ACTION ITEM :: In the listing that follows, print every line exactly and leave the images out.

RECORDS SUPPLIED ::
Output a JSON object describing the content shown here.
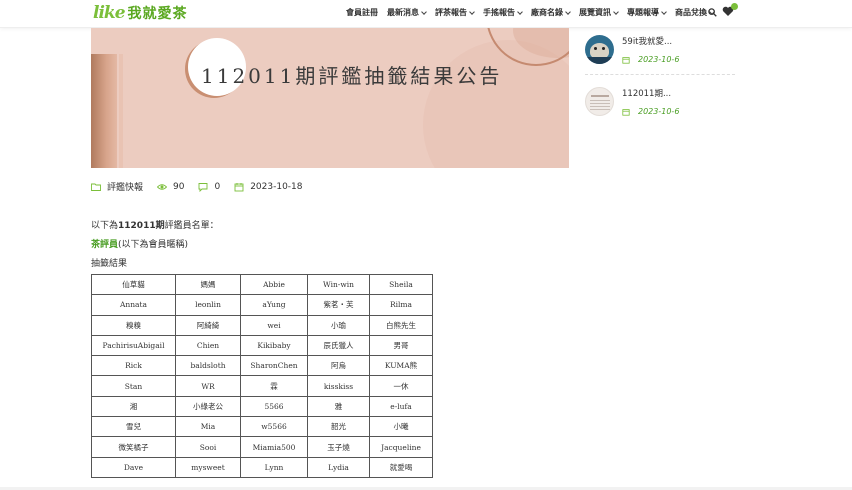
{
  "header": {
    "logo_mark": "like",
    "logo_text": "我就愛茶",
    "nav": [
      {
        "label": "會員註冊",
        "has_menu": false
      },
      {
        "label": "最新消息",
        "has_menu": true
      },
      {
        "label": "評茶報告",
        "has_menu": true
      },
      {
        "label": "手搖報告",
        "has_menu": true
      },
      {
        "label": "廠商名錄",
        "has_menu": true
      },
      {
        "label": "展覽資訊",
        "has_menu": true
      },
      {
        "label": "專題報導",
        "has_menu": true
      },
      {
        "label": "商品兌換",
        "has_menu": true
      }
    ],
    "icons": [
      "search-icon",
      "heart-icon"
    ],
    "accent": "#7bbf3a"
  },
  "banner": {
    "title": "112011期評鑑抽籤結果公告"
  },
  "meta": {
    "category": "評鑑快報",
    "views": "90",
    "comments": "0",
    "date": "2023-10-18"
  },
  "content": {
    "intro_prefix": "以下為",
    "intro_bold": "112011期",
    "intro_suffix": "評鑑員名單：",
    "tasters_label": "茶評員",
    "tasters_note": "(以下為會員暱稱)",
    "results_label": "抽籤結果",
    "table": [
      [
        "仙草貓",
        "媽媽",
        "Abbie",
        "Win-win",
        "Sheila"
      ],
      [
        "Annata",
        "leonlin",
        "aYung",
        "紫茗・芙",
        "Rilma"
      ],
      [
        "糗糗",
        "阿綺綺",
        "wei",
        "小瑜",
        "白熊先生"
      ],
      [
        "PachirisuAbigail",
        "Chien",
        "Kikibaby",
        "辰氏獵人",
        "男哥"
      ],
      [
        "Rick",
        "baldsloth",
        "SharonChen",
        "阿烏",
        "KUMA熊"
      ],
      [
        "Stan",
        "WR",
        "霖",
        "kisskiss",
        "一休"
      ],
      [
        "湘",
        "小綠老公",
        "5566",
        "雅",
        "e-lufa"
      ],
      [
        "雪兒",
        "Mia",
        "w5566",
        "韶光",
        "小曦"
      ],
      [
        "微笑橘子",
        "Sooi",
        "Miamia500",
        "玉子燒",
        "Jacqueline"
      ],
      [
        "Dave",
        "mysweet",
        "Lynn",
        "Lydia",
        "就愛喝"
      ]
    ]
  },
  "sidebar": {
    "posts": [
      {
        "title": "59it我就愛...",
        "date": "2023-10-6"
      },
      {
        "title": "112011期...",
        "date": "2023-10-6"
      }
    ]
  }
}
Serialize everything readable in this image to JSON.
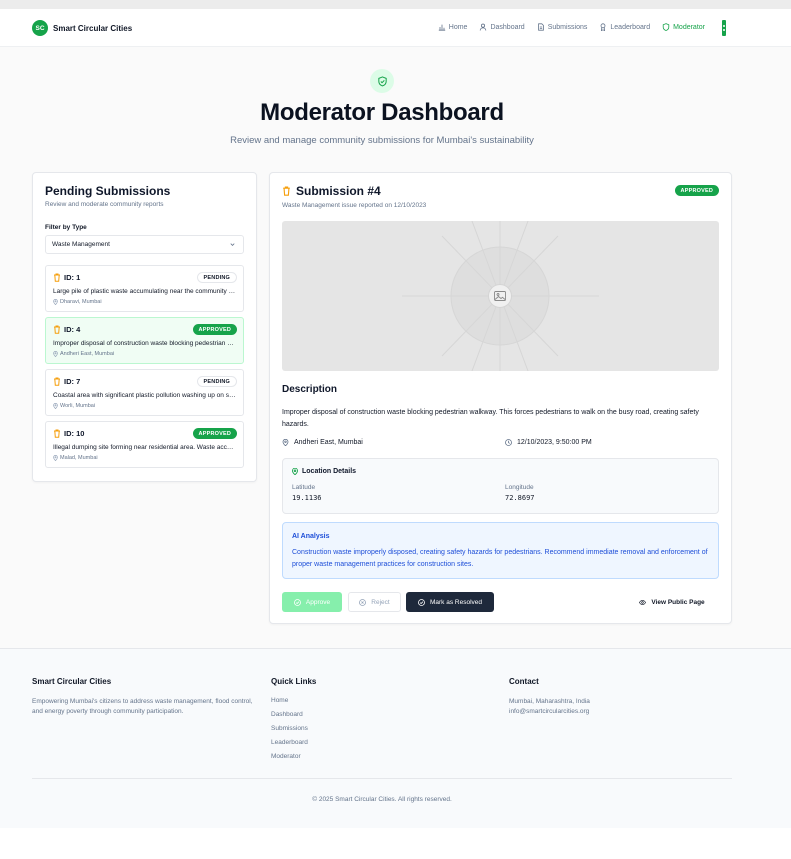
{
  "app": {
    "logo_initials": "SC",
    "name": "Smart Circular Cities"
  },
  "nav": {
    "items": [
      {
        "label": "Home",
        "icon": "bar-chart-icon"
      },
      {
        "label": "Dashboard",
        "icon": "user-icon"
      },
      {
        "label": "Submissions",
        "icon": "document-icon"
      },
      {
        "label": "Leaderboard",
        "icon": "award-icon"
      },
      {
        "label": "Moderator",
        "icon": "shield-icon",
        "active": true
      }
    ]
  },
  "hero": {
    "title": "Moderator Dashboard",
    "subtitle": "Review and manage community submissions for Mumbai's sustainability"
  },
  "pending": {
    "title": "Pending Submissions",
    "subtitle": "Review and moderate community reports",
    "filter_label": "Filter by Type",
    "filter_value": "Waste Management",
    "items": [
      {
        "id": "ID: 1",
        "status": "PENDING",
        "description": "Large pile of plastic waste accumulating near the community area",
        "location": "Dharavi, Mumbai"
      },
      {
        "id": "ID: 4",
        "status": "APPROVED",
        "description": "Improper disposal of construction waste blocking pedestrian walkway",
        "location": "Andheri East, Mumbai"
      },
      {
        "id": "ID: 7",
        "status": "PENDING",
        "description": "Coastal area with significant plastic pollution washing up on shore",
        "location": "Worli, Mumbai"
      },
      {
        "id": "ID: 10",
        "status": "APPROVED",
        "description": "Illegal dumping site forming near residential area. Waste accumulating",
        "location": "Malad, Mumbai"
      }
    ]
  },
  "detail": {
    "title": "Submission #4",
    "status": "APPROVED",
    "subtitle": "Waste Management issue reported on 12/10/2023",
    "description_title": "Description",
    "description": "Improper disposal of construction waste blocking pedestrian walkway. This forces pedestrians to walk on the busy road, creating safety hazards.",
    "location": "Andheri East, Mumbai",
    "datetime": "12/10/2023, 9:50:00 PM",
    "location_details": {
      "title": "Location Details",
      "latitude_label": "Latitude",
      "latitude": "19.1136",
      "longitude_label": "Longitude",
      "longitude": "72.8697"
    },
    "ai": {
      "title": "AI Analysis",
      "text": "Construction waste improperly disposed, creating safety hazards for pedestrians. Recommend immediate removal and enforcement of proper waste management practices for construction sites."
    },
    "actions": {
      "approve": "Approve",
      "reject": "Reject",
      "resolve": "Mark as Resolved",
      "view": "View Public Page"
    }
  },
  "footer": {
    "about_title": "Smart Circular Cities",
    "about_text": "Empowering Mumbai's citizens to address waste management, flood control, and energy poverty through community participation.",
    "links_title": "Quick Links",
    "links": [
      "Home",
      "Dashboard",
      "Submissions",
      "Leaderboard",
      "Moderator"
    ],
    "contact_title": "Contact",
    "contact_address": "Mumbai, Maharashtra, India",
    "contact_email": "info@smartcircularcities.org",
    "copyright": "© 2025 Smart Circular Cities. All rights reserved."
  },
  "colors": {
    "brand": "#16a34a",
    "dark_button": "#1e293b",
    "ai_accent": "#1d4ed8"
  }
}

ANSWER TO THE PROBLEM ::
Output a JSON object describing the content shown here.
{
  "header": {
    "logo_mark": "like",
    "logo_text": "我就愛茶",
    "nav": [
      {
        "label": "會員註冊",
        "has_menu": false
      },
      {
        "label": "最新消息",
        "has_menu": true
      },
      {
        "label": "評茶報告",
        "has_menu": true
      },
      {
        "label": "手搖報告",
        "has_menu": true
      },
      {
        "label": "廠商名錄",
        "has_menu": true
      },
      {
        "label": "展覽資訊",
        "has_menu": true
      },
      {
        "label": "專題報導",
        "has_menu": true
      },
      {
        "label": "商品兌換",
        "has_menu": true
      }
    ],
    "icons": [
      "search-icon",
      "heart-icon"
    ],
    "accent": "#7bbf3a"
  },
  "banner": {
    "title": "112011期評鑑抽籤結果公告"
  },
  "meta": {
    "category": "評鑑快報",
    "views": "90",
    "comments": "0",
    "date": "2023-10-18"
  },
  "content": {
    "intro_prefix": "以下為",
    "intro_bold": "112011期",
    "intro_suffix": "評鑑員名單：",
    "tasters_label": "茶評員",
    "tasters_note": "(以下為會員暱稱)",
    "results_label": "抽籤結果",
    "table": [
      [
        "仙草貓",
        "媽媽",
        "Abbie",
        "Win-win",
        "Sheila"
      ],
      [
        "Annata",
        "leonlin",
        "aYung",
        "紫茗・芙",
        "Rilma"
      ],
      [
        "糗糗",
        "阿綺綺",
        "wei",
        "小瑜",
        "白熊先生"
      ],
      [
        "PachirisuAbigail",
        "Chien",
        "Kikibaby",
        "辰氏獵人",
        "男哥"
      ],
      [
        "Rick",
        "baldsloth",
        "SharonChen",
        "阿烏",
        "KUMA熊"
      ],
      [
        "Stan",
        "WR",
        "霖",
        "kisskiss",
        "一休"
      ],
      [
        "湘",
        "小綠老公",
        "5566",
        "雅",
        "e-lufa"
      ],
      [
        "雪兒",
        "Mia",
        "w5566",
        "韶光",
        "小曦"
      ],
      [
        "微笑橘子",
        "Sooi",
        "Miamia500",
        "玉子燒",
        "Jacqueline"
      ],
      [
        "Dave",
        "mysweet",
        "Lynn",
        "Lydia",
        "就愛喝"
      ]
    ]
  },
  "sidebar": {
    "posts": [
      {
        "title": "59it我就愛...",
        "date": "2023-10-6"
      },
      {
        "title": "112011期...",
        "date": "2023-10-6"
      }
    ]
  }
}
Serialize everything readable in this image to JSON.
{
  "app": {
    "logo_initials": "SC",
    "name": "Smart Circular Cities"
  },
  "nav": {
    "items": [
      {
        "label": "Home",
        "icon": "bar-chart-icon"
      },
      {
        "label": "Dashboard",
        "icon": "user-icon"
      },
      {
        "label": "Submissions",
        "icon": "document-icon"
      },
      {
        "label": "Leaderboard",
        "icon": "award-icon"
      },
      {
        "label": "Moderator",
        "icon": "shield-icon",
        "active": true
      }
    ]
  },
  "hero": {
    "title": "Moderator Dashboard",
    "subtitle": "Review and manage community submissions for Mumbai's sustainability"
  },
  "pending": {
    "title": "Pending Submissions",
    "subtitle": "Review and moderate community reports",
    "filter_label": "Filter by Type",
    "filter_value": "Waste Management",
    "items": [
      {
        "id": "ID: 1",
        "status": "PENDING",
        "description": "Large pile of plastic waste accumulating near the community area",
        "location": "Dharavi, Mumbai"
      },
      {
        "id": "ID: 4",
        "status": "APPROVED",
        "description": "Improper disposal of construction waste blocking pedestrian walkway",
        "location": "Andheri East, Mumbai"
      },
      {
        "id": "ID: 7",
        "status": "PENDING",
        "description": "Coastal area with significant plastic pollution washing up on shore",
        "location": "Worli, Mumbai"
      },
      {
        "id": "ID: 10",
        "status": "APPROVED",
        "description": "Illegal dumping site forming near residential area. Waste accumulating",
        "location": "Malad, Mumbai"
      }
    ]
  },
  "detail": {
    "title": "Submission #4",
    "status": "APPROVED",
    "subtitle": "Waste Management issue reported on 12/10/2023",
    "description_title": "Description",
    "description": "Improper disposal of construction waste blocking pedestrian walkway. This forces pedestrians to walk on the busy road, creating safety hazards.",
    "location": "Andheri East, Mumbai",
    "datetime": "12/10/2023, 9:50:00 PM",
    "location_details": {
      "title": "Location Details",
      "latitude_label": "Latitude",
      "latitude": "19.1136",
      "longitude_label": "Longitude",
      "longitude": "72.8697"
    },
    "ai": {
      "title": "AI Analysis",
      "text": "Construction waste improperly disposed, creating safety hazards for pedestrians. Recommend immediate removal and enforcement of proper waste management practices for construction sites."
    },
    "actions": {
      "approve": "Approve",
      "reject": "Reject",
      "resolve": "Mark as Resolved",
      "view": "View Public Page"
    }
  },
  "footer": {
    "about_title": "Smart Circular Cities",
    "about_text": "Empowering Mumbai's citizens to address waste management, flood control, and energy poverty through community participation.",
    "links_title": "Quick Links",
    "links": [
      "Home",
      "Dashboard",
      "Submissions",
      "Leaderboard",
      "Moderator"
    ],
    "contact_title": "Contact",
    "contact_address": "Mumbai, Maharashtra, India",
    "contact_email": "info@smartcircularcities.org",
    "copyright": "© 2025 Smart Circular Cities. All rights reserved."
  },
  "colors": {
    "brand": "#16a34a",
    "dark_button": "#1e293b",
    "ai_accent": "#1d4ed8"
  }
}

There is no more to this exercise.